Year-long spaceman embraces fresh air

The Associated Press

CAPE CANAVERAL, Fla.—Ahh, there’s nothing like a blast of fresh, frigid air to welcome you back to the planet after nearly a year cooped up in space.
That’s the word from astronaut Scott Kelly, NASA’s space-endurance champ who returned to bitterly-cold Kazakhstan yesterday, along with his roommate for the past year, Russian cosmonaut Mikhail Kornienko.
In a NASA interview before heading home to Houston, Kelly said it was “amazing” to feel the cold air when the hatch of his Soyuz capsule popped open after touchdown.
“I don’t mean to say it’s not fresh on the space station,” he noted. “But there’s nothing like new cold air coming into the capsule.”
Both Kelly, 52, and Kornienko, 55, yearned for nature throughout their 340-day mission at the International Space Station—a dry run by NASA for eventual trips to Mars.
“Just like Scott, I wanted to see Earth and I wanted to smell that fresh air,” said Kornienko.
“This is an unforgettable feeling.”
It was the longest an American ever lived in space, although nothing new for the Russians.
The world record is 438 days—set back in the mid-1990s at the former Mir space station.
Even before that, a pair of Soviet cosmonauts had racked up a full one-year spaceflight.
“Congratulations on your record,” former cosmonaut and Kazak space agency chief Talgat Musabayev said at a welcoming ceremony.

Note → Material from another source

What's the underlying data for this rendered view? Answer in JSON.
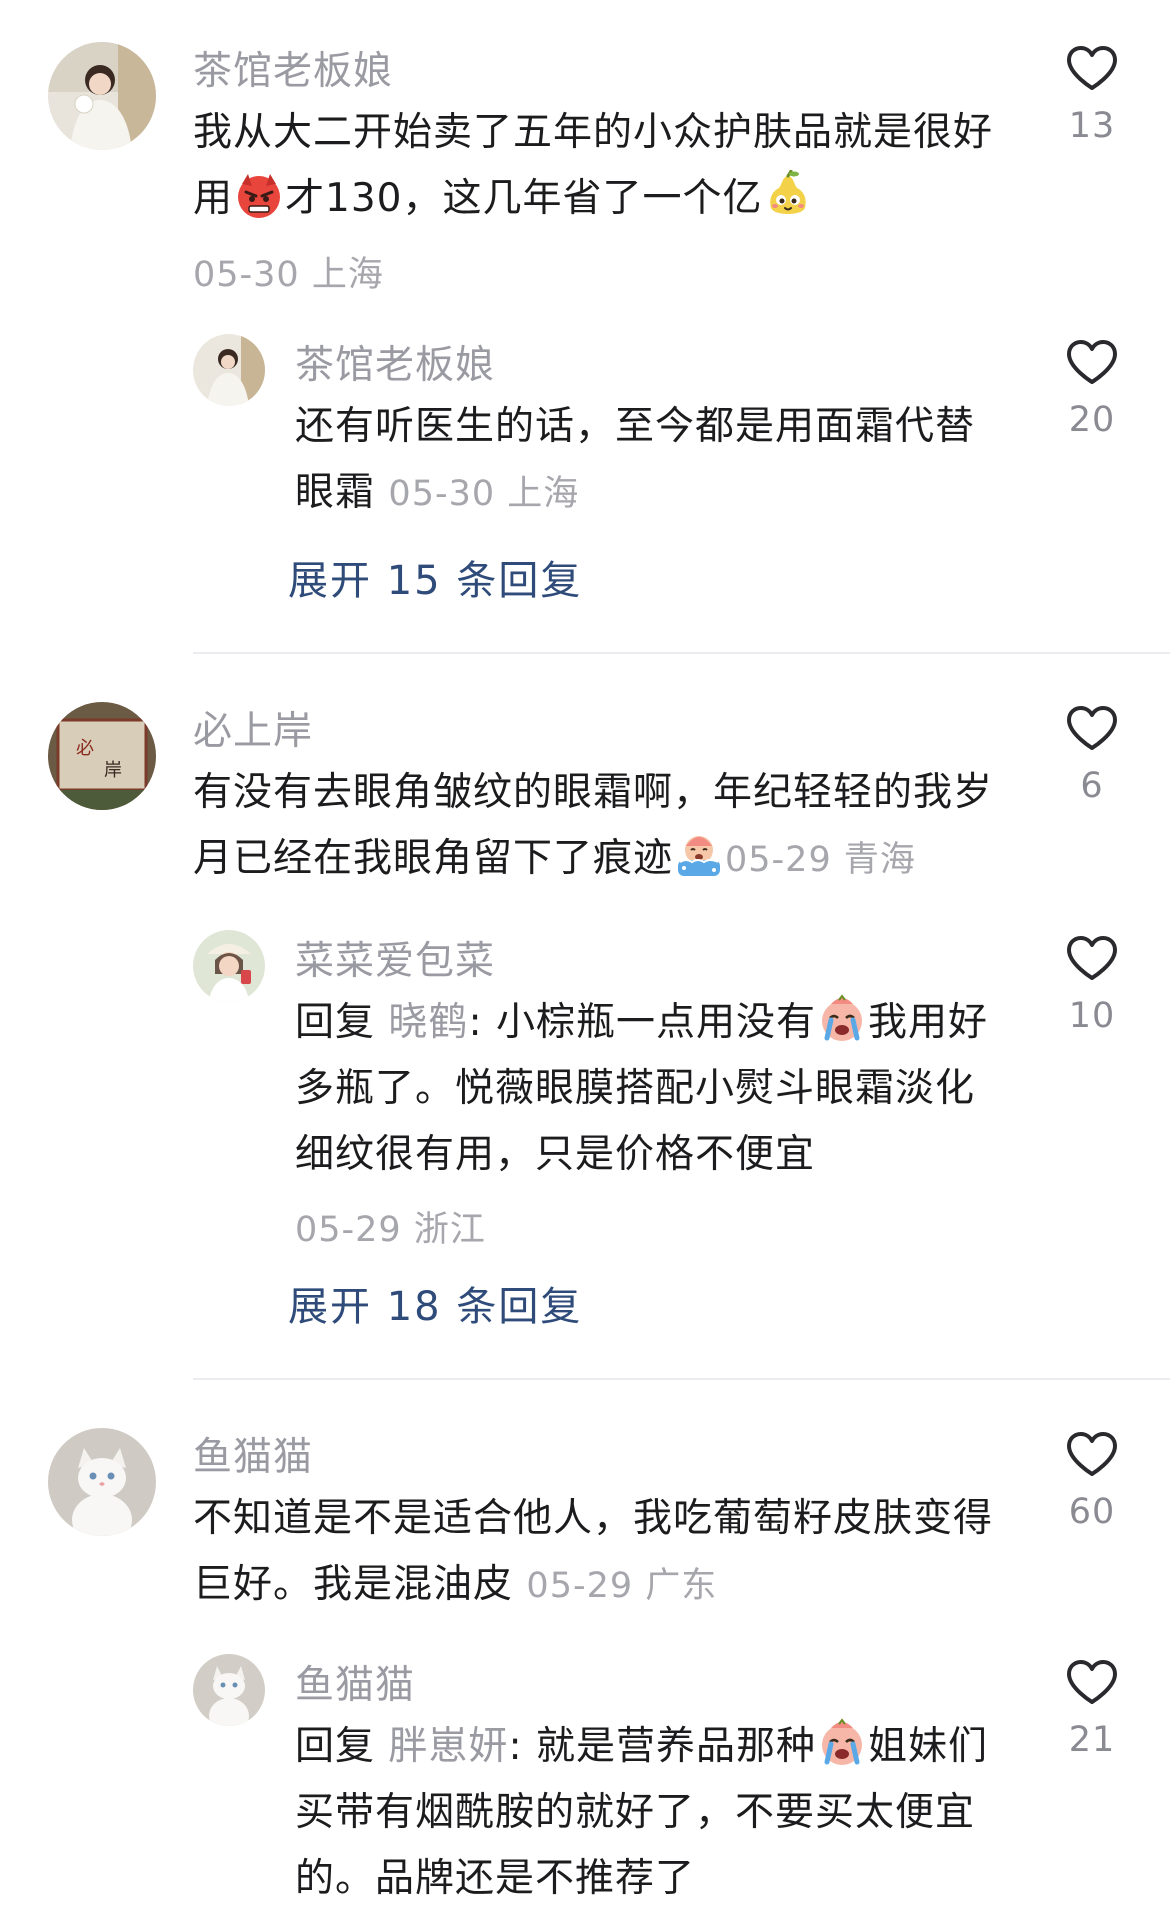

He couldn’t resist: “Of course, it was already done 28 years ago.”
The latest one-year space subjects quickly parted company—Kelly flying back to Houston and Kornienko to Star City, Russia (near Moscow).
Kelly acknowledged it was bittersweet leaving the space station that was his home since last March, currently staffed by three men until the arrival of three more in two weeks.
“I’d been there a long time so I looked forward to leaving,” he remarked.
“But at the same time, it’s a magnificent place and I’m going to miss it.”
Neither will be saying goodbye to medical tests anytime soon.
Minutes after emerging from their capsule, they were whisked in chairs to a medical tent, where they did their best to stand, walk, jump, and navigate obstacles—everything an astronaut might need to do immediately upon arriving at Mars.